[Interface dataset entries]

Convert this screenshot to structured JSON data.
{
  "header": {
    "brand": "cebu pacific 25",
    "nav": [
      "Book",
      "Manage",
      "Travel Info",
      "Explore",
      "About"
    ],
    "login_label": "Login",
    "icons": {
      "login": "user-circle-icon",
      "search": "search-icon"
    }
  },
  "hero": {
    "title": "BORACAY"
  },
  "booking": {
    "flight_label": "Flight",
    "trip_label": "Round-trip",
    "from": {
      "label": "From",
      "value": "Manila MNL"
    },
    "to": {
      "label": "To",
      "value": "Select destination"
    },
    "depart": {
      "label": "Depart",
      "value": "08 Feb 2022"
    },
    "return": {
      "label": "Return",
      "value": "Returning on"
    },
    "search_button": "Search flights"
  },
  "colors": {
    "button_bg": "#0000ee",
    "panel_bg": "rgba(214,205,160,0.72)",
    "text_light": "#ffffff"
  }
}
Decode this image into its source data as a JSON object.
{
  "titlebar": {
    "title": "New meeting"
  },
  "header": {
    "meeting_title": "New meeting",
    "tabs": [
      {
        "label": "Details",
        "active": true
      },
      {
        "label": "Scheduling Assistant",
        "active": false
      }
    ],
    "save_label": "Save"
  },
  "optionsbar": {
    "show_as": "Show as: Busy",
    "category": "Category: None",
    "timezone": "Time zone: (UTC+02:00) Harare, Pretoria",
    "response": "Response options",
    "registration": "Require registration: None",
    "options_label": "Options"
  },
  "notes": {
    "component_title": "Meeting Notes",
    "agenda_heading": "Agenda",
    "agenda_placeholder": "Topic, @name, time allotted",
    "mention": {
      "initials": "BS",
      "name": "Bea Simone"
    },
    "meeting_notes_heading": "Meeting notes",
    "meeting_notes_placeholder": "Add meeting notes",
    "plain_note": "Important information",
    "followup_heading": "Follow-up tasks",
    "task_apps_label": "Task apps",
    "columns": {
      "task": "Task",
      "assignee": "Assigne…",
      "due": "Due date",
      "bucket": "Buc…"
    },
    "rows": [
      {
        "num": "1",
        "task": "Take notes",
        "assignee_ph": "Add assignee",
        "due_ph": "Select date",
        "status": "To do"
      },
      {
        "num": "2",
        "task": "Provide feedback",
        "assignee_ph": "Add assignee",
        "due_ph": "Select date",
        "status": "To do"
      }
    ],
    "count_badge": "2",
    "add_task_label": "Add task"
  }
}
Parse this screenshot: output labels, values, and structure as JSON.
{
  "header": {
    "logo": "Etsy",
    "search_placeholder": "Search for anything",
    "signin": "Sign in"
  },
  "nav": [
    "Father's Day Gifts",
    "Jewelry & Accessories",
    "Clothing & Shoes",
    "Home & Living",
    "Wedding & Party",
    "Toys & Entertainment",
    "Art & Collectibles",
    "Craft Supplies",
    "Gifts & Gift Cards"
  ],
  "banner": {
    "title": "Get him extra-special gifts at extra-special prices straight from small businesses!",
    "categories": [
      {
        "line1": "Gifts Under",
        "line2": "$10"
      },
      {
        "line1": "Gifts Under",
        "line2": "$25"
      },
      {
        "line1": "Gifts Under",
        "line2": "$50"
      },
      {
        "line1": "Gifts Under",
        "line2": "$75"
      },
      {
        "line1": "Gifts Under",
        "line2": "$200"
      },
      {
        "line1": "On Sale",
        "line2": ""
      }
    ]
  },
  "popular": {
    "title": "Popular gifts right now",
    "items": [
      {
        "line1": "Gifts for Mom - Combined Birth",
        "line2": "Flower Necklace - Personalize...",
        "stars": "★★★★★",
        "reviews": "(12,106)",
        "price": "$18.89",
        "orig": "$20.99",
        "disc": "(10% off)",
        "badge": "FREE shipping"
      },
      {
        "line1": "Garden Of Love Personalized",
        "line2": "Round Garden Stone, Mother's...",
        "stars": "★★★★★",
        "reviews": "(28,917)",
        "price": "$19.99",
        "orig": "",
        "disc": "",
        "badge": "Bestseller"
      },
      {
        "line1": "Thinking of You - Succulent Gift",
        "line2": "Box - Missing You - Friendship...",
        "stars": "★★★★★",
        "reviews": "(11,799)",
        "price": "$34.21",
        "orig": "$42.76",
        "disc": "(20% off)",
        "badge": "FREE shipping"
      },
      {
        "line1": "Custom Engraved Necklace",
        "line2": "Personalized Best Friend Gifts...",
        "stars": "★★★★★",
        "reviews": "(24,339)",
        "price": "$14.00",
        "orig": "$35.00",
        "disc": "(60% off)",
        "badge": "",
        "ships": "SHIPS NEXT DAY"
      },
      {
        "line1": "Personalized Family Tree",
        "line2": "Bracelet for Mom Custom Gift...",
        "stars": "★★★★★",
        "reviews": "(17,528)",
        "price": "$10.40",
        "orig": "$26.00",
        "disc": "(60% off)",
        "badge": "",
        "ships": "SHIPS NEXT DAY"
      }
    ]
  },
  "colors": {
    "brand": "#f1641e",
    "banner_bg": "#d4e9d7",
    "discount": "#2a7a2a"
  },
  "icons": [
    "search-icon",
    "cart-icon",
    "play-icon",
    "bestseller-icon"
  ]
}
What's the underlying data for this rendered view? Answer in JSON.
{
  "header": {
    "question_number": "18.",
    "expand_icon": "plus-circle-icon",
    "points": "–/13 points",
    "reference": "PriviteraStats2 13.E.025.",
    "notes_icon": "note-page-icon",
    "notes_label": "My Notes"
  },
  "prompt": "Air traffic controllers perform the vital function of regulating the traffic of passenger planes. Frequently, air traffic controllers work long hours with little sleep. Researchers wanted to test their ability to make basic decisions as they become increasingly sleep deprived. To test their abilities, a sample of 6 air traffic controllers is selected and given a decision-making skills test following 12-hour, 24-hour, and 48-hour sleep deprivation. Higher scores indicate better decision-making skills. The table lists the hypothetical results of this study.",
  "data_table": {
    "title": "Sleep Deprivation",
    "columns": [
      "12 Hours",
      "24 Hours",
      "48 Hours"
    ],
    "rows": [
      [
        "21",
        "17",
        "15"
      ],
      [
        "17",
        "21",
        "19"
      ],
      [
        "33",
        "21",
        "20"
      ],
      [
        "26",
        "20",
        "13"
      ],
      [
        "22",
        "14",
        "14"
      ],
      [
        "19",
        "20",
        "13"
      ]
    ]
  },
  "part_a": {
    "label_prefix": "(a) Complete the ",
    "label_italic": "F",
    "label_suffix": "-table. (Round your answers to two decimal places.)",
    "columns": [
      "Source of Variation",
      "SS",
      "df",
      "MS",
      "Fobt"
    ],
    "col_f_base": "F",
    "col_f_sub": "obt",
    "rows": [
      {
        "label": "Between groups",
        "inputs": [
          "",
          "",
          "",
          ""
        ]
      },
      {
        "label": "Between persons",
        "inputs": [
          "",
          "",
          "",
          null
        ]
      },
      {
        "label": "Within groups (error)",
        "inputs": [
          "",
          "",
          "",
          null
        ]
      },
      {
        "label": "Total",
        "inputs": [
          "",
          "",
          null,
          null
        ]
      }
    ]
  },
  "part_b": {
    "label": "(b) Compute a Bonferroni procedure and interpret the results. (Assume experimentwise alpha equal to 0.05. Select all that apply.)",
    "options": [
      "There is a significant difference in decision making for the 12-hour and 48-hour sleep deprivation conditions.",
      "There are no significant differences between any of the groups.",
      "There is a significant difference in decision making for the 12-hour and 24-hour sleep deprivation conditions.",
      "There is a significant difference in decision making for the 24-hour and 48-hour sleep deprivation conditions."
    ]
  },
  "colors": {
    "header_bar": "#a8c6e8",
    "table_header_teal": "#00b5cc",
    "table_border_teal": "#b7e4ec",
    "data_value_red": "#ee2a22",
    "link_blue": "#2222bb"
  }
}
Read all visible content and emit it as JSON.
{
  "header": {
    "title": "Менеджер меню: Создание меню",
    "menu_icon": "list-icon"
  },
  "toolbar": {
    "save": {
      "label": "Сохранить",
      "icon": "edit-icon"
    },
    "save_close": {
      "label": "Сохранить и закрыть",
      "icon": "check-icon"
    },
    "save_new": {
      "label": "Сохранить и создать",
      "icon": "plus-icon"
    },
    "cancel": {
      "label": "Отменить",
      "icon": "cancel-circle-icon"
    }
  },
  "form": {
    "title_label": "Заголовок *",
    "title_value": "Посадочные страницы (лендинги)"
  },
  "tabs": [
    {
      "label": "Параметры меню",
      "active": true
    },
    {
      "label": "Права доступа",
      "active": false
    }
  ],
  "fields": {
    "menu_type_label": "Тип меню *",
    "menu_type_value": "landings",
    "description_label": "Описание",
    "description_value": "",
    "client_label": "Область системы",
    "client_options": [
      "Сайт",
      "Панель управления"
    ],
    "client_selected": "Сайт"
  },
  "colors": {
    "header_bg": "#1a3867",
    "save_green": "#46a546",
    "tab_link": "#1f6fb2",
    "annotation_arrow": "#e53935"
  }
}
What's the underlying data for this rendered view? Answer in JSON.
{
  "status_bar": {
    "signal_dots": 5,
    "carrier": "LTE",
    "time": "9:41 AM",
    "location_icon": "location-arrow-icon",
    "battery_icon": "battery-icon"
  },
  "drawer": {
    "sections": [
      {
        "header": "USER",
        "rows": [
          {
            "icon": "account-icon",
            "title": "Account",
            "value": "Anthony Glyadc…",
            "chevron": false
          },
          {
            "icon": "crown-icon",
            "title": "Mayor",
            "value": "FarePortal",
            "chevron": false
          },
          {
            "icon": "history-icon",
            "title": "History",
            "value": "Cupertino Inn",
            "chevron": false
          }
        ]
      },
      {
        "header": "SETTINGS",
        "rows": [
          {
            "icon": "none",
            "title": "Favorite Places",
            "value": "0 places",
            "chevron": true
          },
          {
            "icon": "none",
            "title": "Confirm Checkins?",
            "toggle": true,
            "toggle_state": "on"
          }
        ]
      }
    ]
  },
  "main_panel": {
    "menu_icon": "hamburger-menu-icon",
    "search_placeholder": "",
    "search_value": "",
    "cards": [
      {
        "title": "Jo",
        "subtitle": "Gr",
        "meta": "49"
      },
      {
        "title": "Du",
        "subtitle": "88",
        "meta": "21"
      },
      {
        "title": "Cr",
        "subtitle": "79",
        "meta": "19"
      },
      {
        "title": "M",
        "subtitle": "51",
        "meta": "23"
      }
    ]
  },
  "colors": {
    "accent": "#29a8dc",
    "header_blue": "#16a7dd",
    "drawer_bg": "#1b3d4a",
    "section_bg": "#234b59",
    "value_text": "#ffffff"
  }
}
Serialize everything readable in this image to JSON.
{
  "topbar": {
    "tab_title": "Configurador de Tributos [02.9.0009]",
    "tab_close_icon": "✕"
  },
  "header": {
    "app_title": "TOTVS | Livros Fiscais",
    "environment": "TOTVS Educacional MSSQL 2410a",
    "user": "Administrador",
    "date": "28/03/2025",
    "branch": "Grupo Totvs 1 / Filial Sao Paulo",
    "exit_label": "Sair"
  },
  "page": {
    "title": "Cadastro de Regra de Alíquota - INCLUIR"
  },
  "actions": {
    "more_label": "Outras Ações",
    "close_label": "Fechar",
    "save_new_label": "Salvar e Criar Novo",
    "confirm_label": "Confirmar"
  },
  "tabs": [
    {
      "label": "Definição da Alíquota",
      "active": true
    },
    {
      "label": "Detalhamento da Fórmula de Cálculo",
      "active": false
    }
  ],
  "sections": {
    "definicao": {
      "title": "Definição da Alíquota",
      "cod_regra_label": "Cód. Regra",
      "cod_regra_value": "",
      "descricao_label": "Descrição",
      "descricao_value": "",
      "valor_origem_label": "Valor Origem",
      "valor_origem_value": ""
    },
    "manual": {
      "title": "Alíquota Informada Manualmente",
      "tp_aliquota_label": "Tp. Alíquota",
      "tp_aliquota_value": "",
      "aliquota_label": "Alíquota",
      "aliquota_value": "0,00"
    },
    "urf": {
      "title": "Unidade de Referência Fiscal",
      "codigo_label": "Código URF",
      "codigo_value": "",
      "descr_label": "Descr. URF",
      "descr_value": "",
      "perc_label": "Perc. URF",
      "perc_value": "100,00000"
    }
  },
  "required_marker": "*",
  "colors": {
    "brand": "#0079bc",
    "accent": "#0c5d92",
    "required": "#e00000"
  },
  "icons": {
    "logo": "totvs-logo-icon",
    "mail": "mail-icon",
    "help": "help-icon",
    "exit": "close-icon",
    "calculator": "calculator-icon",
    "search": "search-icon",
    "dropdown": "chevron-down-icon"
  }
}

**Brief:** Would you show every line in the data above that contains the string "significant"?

**Answer section:**
      "There is a significant difference in decision making for the 12-hour and 48-hour sleep deprivation conditions.",
      "There are no significant differences between any of the groups.",
      "There is a significant difference in decision making for the 12-hour and 24-hour sleep deprivation conditions.",
      "There is a significant difference in decision making for the 24-hour and 48-hour sleep deprivation conditions."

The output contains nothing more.